Task brief: Starting at the top line, return each entry word for word.

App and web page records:
=== Section Start ===

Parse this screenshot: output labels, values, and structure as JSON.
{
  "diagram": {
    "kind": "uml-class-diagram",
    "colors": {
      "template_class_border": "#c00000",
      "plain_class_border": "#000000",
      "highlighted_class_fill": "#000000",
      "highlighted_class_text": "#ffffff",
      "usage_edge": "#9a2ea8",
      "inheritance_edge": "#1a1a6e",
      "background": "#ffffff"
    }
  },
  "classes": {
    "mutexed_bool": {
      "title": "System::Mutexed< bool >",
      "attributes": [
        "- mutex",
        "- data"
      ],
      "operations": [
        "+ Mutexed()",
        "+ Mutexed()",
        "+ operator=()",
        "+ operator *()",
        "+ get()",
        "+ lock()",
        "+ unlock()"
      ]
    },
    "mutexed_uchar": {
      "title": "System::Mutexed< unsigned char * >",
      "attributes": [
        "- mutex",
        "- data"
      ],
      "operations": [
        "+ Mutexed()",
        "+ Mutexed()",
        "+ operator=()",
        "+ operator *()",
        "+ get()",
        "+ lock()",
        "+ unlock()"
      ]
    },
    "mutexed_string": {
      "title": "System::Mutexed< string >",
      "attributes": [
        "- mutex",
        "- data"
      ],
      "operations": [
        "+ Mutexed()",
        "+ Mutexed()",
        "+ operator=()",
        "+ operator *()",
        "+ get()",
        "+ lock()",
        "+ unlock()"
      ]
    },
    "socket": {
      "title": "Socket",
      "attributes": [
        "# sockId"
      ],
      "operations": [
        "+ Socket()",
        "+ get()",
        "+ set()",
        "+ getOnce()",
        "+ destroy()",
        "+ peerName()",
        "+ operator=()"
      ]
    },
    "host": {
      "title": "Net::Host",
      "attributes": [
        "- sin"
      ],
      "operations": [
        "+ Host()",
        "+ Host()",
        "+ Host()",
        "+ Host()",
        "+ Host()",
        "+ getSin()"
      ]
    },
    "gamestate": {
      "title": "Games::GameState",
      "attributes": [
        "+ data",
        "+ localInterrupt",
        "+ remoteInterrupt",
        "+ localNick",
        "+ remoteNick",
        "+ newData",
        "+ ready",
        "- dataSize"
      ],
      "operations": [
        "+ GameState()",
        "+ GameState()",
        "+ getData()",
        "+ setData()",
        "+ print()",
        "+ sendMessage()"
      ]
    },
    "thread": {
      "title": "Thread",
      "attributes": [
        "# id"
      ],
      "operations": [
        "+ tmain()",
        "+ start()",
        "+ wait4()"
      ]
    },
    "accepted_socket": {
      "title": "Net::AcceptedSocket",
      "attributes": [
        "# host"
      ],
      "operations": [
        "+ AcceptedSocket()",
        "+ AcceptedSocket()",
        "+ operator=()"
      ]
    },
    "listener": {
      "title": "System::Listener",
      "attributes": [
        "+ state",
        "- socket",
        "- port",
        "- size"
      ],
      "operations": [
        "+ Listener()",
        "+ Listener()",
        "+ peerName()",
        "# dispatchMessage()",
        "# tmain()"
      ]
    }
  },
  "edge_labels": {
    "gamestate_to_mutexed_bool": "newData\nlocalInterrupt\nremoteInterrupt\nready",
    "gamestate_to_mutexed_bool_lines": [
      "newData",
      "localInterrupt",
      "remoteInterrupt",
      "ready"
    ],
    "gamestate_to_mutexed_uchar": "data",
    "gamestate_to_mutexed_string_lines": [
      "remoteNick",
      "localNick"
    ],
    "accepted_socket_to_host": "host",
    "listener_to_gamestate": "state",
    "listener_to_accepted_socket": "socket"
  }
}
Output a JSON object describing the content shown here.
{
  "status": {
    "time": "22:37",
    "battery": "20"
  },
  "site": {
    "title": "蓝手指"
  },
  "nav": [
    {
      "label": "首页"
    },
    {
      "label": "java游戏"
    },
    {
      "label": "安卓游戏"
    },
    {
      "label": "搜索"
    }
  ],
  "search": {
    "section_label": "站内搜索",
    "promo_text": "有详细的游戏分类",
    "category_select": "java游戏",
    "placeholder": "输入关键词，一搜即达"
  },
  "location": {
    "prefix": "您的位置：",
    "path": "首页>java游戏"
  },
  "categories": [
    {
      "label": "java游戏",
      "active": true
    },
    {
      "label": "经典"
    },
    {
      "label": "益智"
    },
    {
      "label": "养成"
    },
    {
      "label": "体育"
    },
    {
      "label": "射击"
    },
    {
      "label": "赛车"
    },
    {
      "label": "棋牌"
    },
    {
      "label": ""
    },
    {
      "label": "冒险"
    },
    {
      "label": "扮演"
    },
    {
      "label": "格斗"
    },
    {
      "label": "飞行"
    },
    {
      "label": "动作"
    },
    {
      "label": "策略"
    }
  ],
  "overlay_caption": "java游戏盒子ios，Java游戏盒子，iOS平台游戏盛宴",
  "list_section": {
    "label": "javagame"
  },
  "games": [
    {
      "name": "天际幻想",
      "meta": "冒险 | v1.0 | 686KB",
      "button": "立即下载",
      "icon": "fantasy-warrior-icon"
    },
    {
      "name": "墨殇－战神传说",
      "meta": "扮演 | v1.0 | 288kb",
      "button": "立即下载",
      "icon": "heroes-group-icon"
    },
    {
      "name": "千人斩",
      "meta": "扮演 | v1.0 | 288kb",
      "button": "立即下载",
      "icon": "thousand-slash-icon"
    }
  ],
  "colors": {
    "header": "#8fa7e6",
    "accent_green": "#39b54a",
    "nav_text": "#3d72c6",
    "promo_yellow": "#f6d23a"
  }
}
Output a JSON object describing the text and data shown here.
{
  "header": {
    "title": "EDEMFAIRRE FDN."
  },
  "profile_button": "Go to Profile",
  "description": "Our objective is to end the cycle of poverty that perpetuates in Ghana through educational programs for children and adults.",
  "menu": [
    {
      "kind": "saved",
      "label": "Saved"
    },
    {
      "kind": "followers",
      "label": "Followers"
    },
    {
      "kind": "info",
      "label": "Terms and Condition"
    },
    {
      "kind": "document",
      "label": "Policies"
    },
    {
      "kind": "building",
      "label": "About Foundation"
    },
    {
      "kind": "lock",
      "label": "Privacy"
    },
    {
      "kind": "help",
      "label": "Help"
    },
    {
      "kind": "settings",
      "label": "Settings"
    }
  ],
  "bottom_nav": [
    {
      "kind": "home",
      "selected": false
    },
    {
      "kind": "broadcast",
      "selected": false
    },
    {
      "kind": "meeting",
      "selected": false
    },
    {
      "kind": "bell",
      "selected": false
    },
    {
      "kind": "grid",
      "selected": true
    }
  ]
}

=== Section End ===

Solution to the problem:
Parse this screenshot: output labels, values, and structure as JSON.
{
  "diagram": {
    "kind": "uml-class-diagram",
    "colors": {
      "template_class_border": "#c00000",
      "plain_class_border": "#000000",
      "highlighted_class_fill": "#000000",
      "highlighted_class_text": "#ffffff",
      "usage_edge": "#9a2ea8",
      "inheritance_edge": "#1a1a6e",
      "background": "#ffffff"
    }
  },
  "classes": {
    "mutexed_bool": {
      "title": "System::Mutexed< bool >",
      "attributes": [
        "- mutex",
        "- data"
      ],
      "operations": [
        "+ Mutexed()",
        "+ Mutexed()",
        "+ operator=()",
        "+ operator *()",
        "+ get()",
        "+ lock()",
        "+ unlock()"
      ]
    },
    "mutexed_uchar": {
      "title": "System::Mutexed< unsigned char * >",
      "attributes": [
        "- mutex",
        "- data"
      ],
      "operations": [
        "+ Mutexed()",
        "+ Mutexed()",
        "+ operator=()",
        "+ operator *()",
        "+ get()",
        "+ lock()",
        "+ unlock()"
      ]
    },
    "mutexed_string": {
      "title": "System::Mutexed< string >",
      "attributes": [
        "- mutex",
        "- data"
      ],
      "operations": [
        "+ Mutexed()",
        "+ Mutexed()",
        "+ operator=()",
        "+ operator *()",
        "+ get()",
        "+ lock()",
        "+ unlock()"
      ]
    },
    "socket": {
      "title": "Socket",
      "attributes": [
        "# sockId"
      ],
      "operations": [
        "+ Socket()",
        "+ get()",
        "+ set()",
        "+ getOnce()",
        "+ destroy()",
        "+ peerName()",
        "+ operator=()"
      ]
    },
    "host": {
      "title": "Net::Host",
      "attributes": [
        "- sin"
      ],
      "operations": [
        "+ Host()",
        "+ Host()",
        "+ Host()",
        "+ Host()",
        "+ Host()",
        "+ getSin()"
      ]
    },
    "gamestate": {
      "title": "Games::GameState",
      "attributes": [
        "+ data",
        "+ localInterrupt",
        "+ remoteInterrupt",
        "+ localNick",
        "+ remoteNick",
        "+ newData",
        "+ ready",
        "- dataSize"
      ],
      "operations": [
        "+ GameState()",
        "+ GameState()",
        "+ getData()",
        "+ setData()",
        "+ print()",
        "+ sendMessage()"
      ]
    },
    "thread": {
      "title": "Thread",
      "attributes": [
        "# id"
      ],
      "operations": [
        "+ tmain()",
        "+ start()",
        "+ wait4()"
      ]
    },
    "accepted_socket": {
      "title": "Net::AcceptedSocket",
      "attributes": [
        "# host"
      ],
      "operations": [
        "+ AcceptedSocket()",
        "+ AcceptedSocket()",
        "+ operator=()"
      ]
    },
    "listener": {
      "title": "System::Listener",
      "attributes": [
        "+ state",
        "- socket",
        "- port",
        "- size"
      ],
      "operations": [
        "+ Listener()",
        "+ Listener()",
        "+ peerName()",
        "# dispatchMessage()",
        "# tmain()"
      ]
    }
  },
  "edge_labels": {
    "gamestate_to_mutexed_bool": "newData\nlocalInterrupt\nremoteInterrupt\nready",
    "gamestate_to_mutexed_bool_lines": [
      "newData",
      "localInterrupt",
      "remoteInterrupt",
      "ready"
    ],
    "gamestate_to_mutexed_uchar": "data",
    "gamestate_to_mutexed_string_lines": [
      "remoteNick",
      "localNick"
    ],
    "accepted_socket_to_host": "host",
    "listener_to_gamestate": "state",
    "listener_to_accepted_socket": "socket"
  }
}
Output a JSON object describing the content shown here.
{
  "status": {
    "time": "22:37",
    "battery": "20"
  },
  "site": {
    "title": "蓝手指"
  },
  "nav": [
    {
      "label": "首页"
    },
    {
      "label": "java游戏"
    },
    {
      "label": "安卓游戏"
    },
    {
      "label": "搜索"
    }
  ],
  "search": {
    "section_label": "站内搜索",
    "promo_text": "有详细的游戏分类",
    "category_select": "java游戏",
    "placeholder": "输入关键词，一搜即达"
  },
  "location": {
    "prefix": "您的位置：",
    "path": "首页>java游戏"
  },
  "categories": [
    {
      "label": "java游戏",
      "active": true
    },
    {
      "label": "经典"
    },
    {
      "label": "益智"
    },
    {
      "label": "养成"
    },
    {
      "label": "体育"
    },
    {
      "label": "射击"
    },
    {
      "label": "赛车"
    },
    {
      "label": "棋牌"
    },
    {
      "label": ""
    },
    {
      "label": "冒险"
    },
    {
      "label": "扮演"
    },
    {
      "label": "格斗"
    },
    {
      "label": "飞行"
    },
    {
      "label": "动作"
    },
    {
      "label": "策略"
    }
  ],
  "overlay_caption": "java游戏盒子ios，Java游戏盒子，iOS平台游戏盛宴",
  "list_section": {
    "label": "javagame"
  },
  "games": [
    {
      "name": "天际幻想",
      "meta": "冒险 | v1.0 | 686KB",
      "button": "立即下载",
      "icon": "fantasy-warrior-icon"
    },
    {
      "name": "墨殇－战神传说",
      "meta": "扮演 | v1.0 | 288kb",
      "button": "立即下载",
      "icon": "heroes-group-icon"
    },
    {
      "name": "千人斩",
      "meta": "扮演 | v1.0 | 288kb",
      "button": "立即下载",
      "icon": "thousand-slash-icon"
    }
  ],
  "colors": {
    "header": "#8fa7e6",
    "accent_green": "#39b54a",
    "nav_text": "#3d72c6",
    "promo_yellow": "#f6d23a"
  }
}
Output a JSON object describing the text and data shown here.
{
  "header": {
    "title": "EDEMFAIRRE FDN."
  },
  "profile_button": "Go to Profile",
  "description": "Our objective is to end the cycle of poverty that perpetuates in Ghana through educational programs for children and adults.",
  "menu": [
    {
      "kind": "saved",
      "label": "Saved"
    },
    {
      "kind": "followers",
      "label": "Followers"
    },
    {
      "kind": "info",
      "label": "Terms and Condition"
    },
    {
      "kind": "document",
      "label": "Policies"
    },
    {
      "kind": "building",
      "label": "About Foundation"
    },
    {
      "kind": "lock",
      "label": "Privacy"
    },
    {
      "kind": "help",
      "label": "Help"
    },
    {
      "kind": "settings",
      "label": "Settings"
    }
  ],
  "bottom_nav": [
    {
      "kind": "home",
      "selected": false
    },
    {
      "kind": "broadcast",
      "selected": false
    },
    {
      "kind": "meeting",
      "selected": false
    },
    {
      "kind": "bell",
      "selected": false
    },
    {
      "kind": "grid",
      "selected": true
    }
  ]
}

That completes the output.